Wednesday, June 01, 2011
8842: Weighing In On Obesity.
From USA TODAY…
Genetics drives obesity; so don’t judge
By David Linden
Why can’t that obese man just eat less and exercise more? He lacks willpower, surely.
It’s a value judgment that is made countless times a day, in our lives and in the news media. But these attitudes are destructive, cruel and scientifically wrong.
Willpower is a fine thing, but the best intentions of this man’s conscious mind — indeed, all of ours — must struggle against tens of thousands of years of evolutionary history. Simply put, our bodies contain appetite-control circuits that make it very hard to lose a lot of weight and keep it off.
Body fat secretes a hormone called leptin, and this hormone is carried by circulating blood and passes into the brain to reduce appetite. When we lose weight, less body fat means that less leptin gets to the brain. This causes a strong subconscious drive to eat and makes foods — particularly fatty and sweet foods — more pleasurable when consumed. The more weight that is lost, the stronger this drive will be.

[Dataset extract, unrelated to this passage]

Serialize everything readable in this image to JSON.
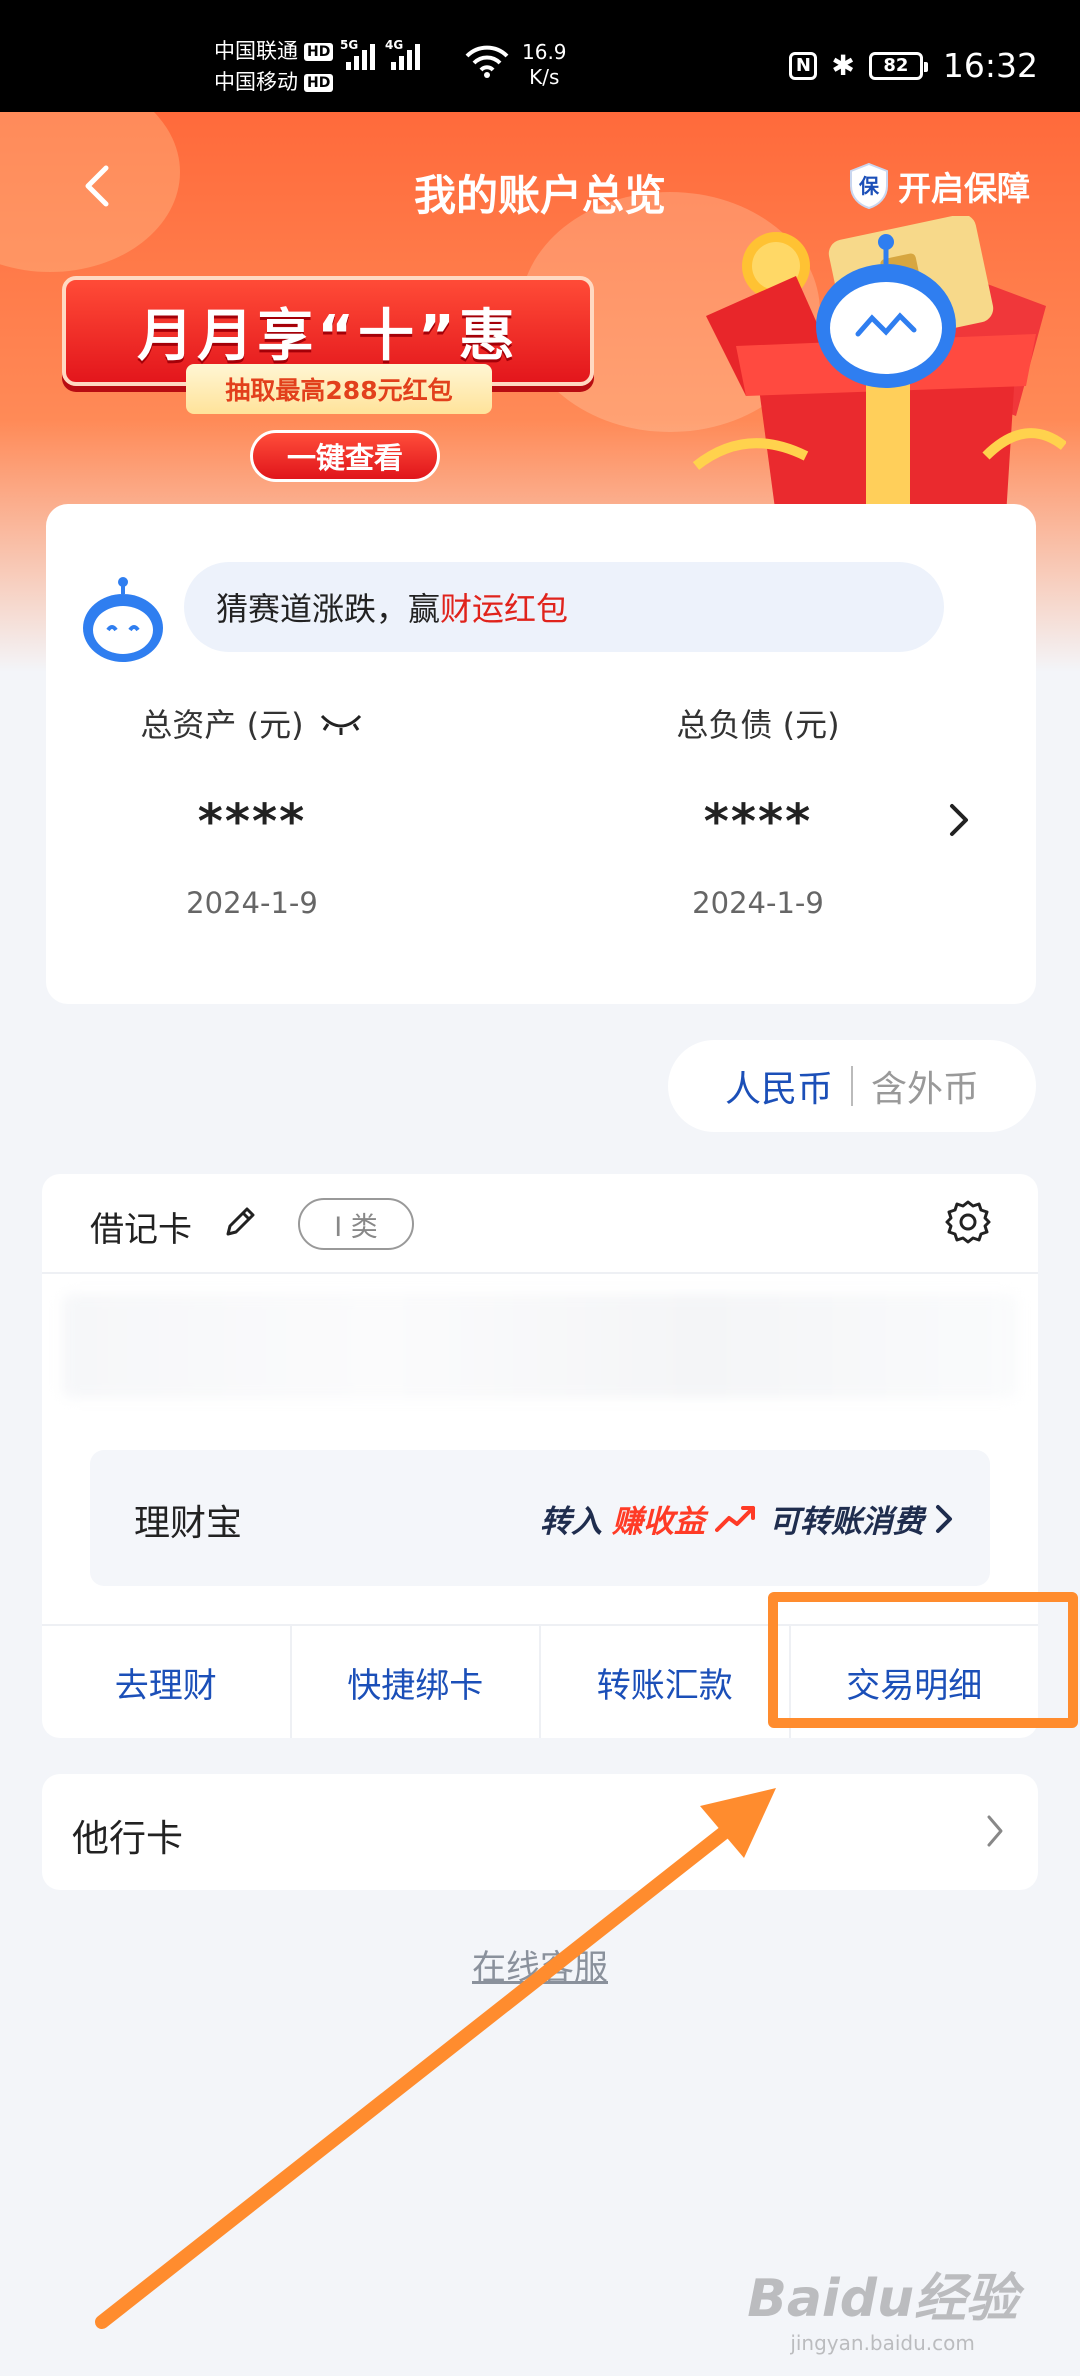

While moderate weight loss can be maintained through willful monitoring of food intake and exercise, and dramatic weight loss can be achieved temporarily, it is very difficult for most people to maintain an extreme loss of weight over the long term because of this leptin-feedback system.
Even liposuction is only a temporary fix: Removal of fat from the body reduces levels of leptin, thereby increasing appetite. This is the sad yet unavoidable truth that the multibillion dollar weight-loss industry — from diet book authors to weight-loss reality shows to manufactured “diet foods” — doesn’t want you to know.

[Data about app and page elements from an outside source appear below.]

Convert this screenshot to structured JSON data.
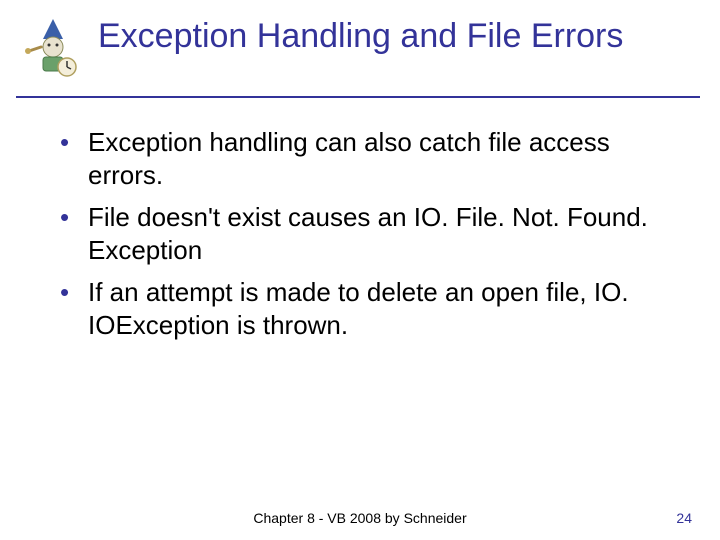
{
  "title": "Exception Handling and File Errors",
  "bullets": [
    "Exception handling can also catch file access errors.",
    "File doesn't exist causes an IO. File. Not. Found. Exception",
    "If an attempt is made to delete an open file, IO. IOException is thrown."
  ],
  "footer": {
    "center": "Chapter 8 - VB 2008 by Schneider",
    "page": "24"
  },
  "icon": "wizard-robot-clock-icon"
}
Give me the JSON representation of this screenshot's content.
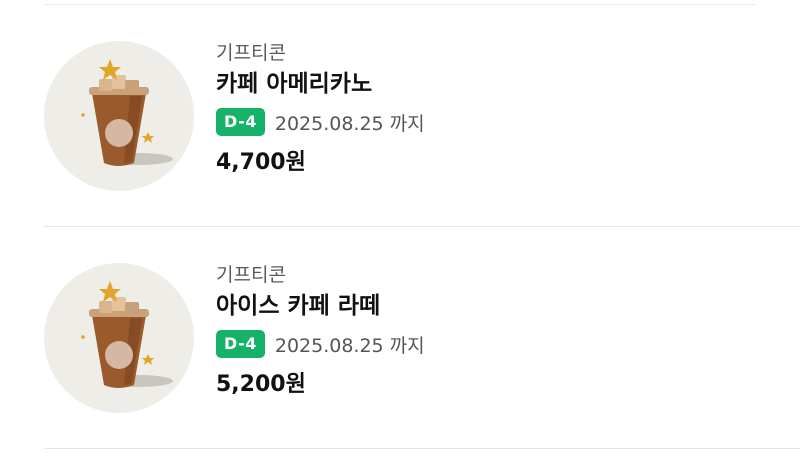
{
  "items": [
    {
      "category": "기프티콘",
      "name": "카페 아메리카노",
      "dday": "D-4",
      "expiry": "2025.08.25 까지",
      "price": "4,700원",
      "image_icon": "iced-coffee-cup-icon"
    },
    {
      "category": "기프티콘",
      "name": "아이스 카페 라떼",
      "dday": "D-4",
      "expiry": "2025.08.25 까지",
      "price": "5,200원",
      "image_icon": "iced-coffee-cup-icon"
    }
  ],
  "colors": {
    "dday_badge": "#17b26a",
    "thumb_bg": "#efede7",
    "cup": "#9a5a2c",
    "star": "#e0a52a"
  }
}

Unfair and cruel stereotyping
The ugly flip side of the notion that dramatic sustained weight loss is within everyone’s grasp is the idea that if you’re overweight, it’s just because you’re just a lazy slug.
Depicting an overweight character in a TV sitcom or a film is an easy shorthand: This person is sloppy, unsexy and lacking in self-control. Not like us.

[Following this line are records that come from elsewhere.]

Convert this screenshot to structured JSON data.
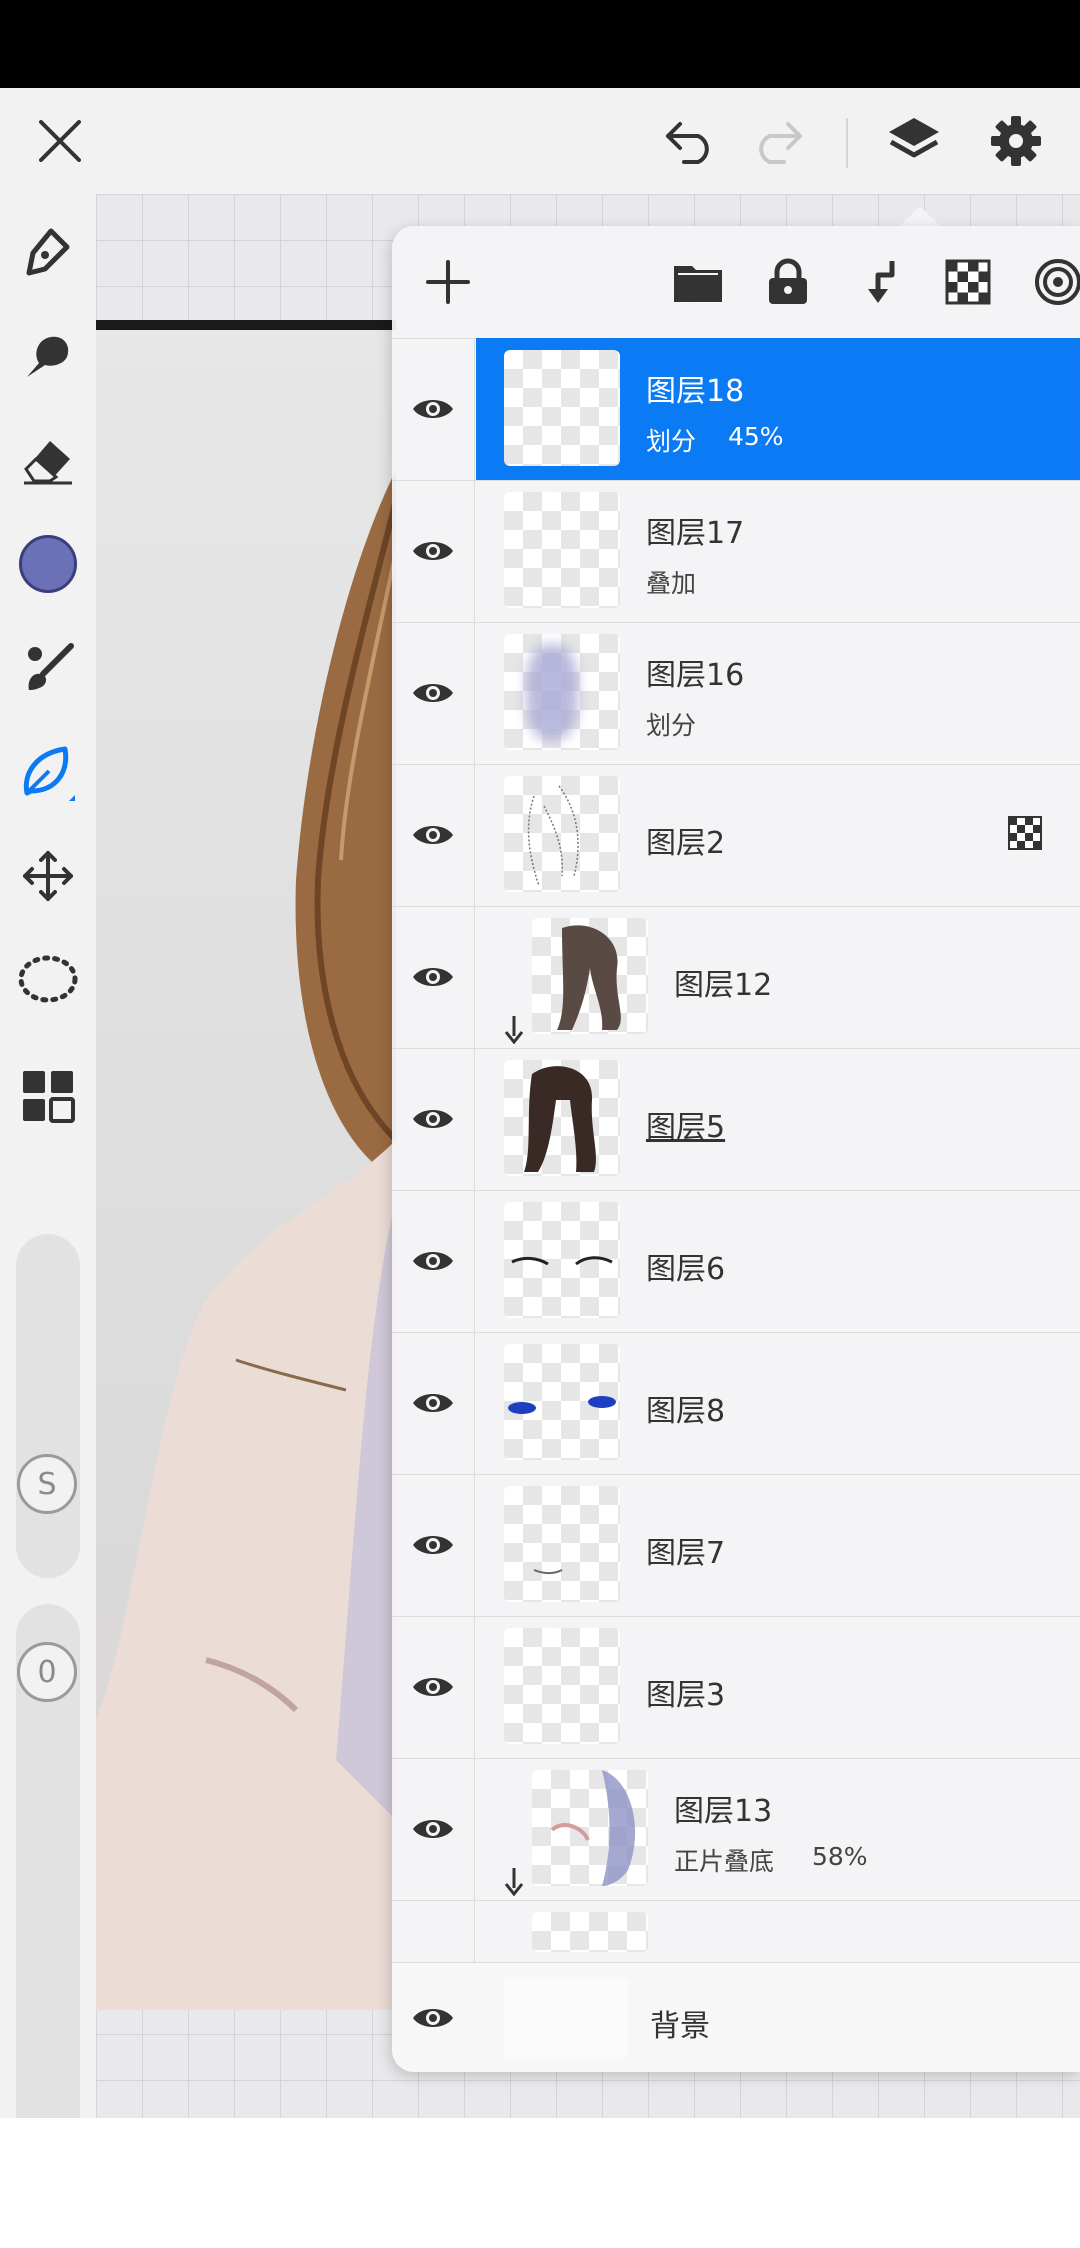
{
  "toolbar": {
    "close": "close-icon",
    "undo": "undo-icon",
    "redo": "redo-icon",
    "layers": "layers-icon",
    "settings": "gear-icon"
  },
  "sidebar": {
    "tools": [
      "pen-icon",
      "blur-icon",
      "eraser-icon",
      "color-swatch",
      "brush-icon",
      "leaf-icon",
      "move-icon",
      "lasso-icon",
      "grid-icon"
    ],
    "color": "#6b71b6",
    "size_label": "S",
    "opacity_label": "0"
  },
  "panel": {
    "header_icons": [
      "add-layer-icon",
      "folder-icon",
      "lock-icon",
      "merge-down-icon",
      "alpha-lock-icon",
      "target-icon"
    ],
    "layers": [
      {
        "name": "图层18",
        "mode": "划分",
        "opacity": "45%",
        "selected": true
      },
      {
        "name": "图层17",
        "mode": "叠加",
        "opacity": ""
      },
      {
        "name": "图层16",
        "mode": "划分",
        "opacity": ""
      },
      {
        "name": "图层2",
        "mode": "",
        "opacity": ""
      },
      {
        "name": "图层12",
        "mode": "",
        "opacity": "",
        "clipped": true
      },
      {
        "name": "图层5",
        "mode": "",
        "opacity": ""
      },
      {
        "name": "图层6",
        "mode": "",
        "opacity": ""
      },
      {
        "name": "图层8",
        "mode": "",
        "opacity": ""
      },
      {
        "name": "图层7",
        "mode": "",
        "opacity": ""
      },
      {
        "name": "图层3",
        "mode": "",
        "opacity": ""
      },
      {
        "name": "图层13",
        "mode": "正片叠底",
        "opacity": "58%",
        "clipped": true
      }
    ],
    "background_label": "背景"
  }
}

Here’s the root of the problem: Evolution is slow, but cultures and technology can change quickly. For most of our human history we rarely had access to sweet or fatty foods. We belonged to hunter-gatherer societies and burned a lot of energy in everyday tasks. In that distant past, it made sense to have an appetite-control system in the brain that made eating those sweet, fatty foods highly pleasurable. This behavior was useful to pack on the pounds when these energy-rich foods were available so that you wouldn’t starve during the next protracted famine.
Today, when we try to lose large amounts of weight and keep it off, we are fighting against an evolutionary history geared to a food landscape that no longer exists. Our appetites are calibrated to a diet of roots and shoots and very little meats or sweets — not the McDonald’s Extra Value Meal and a 64-ounce soda.
But why, given access to unlimited calories, as is the case for most of us North Americans, will only some people become obese? Is there evidence for a genetic component, or is it all the result of environmental factors?
For a significant fraction of the world’s population, environmental concerns are overriding: If you don’t have access to sufficient nutrition, you can’t become obese. Likewise, many cultural factors as well as aspects of an individual’s life history also come into play. Stress also has an important role in appetite that is produced by stress hormone action in the brain.
The role of genetics
However, surprisingly, data from adopted twin studies indicate that in the United States, about 80% of the variation in body weight is determined by genes. Again, that’s about the same degree of heritability as a characteristic such as height, and much greater than that for other conditions that we now clearly regard as running in families, including breast cancer, schizophrenia and heart disease. Yet, we don’t typically call a heart disease sufferer a weak-willed loser.
Brain-imaging studies of obese patients indicate that a genetically determined alteration in the brain’s pleasure circuitry makes them crave food more while getting less pleasure from eating than those in a lean control group.
The idea that eating is an entirely conscious and voluntary behavior is deeply rooted in our culture. When we show compassion to the overweight, we must confront the difficult truth that we are not pure creatures of free will. We are — all of us — subject to powerful subconscious forces that influence our behavior.
It’s not just that fat guy.
David J. Linden is a professor of neuroscience at The Johns Hopkins University School of Medicine and the author of the new book The Compass of Pleasure.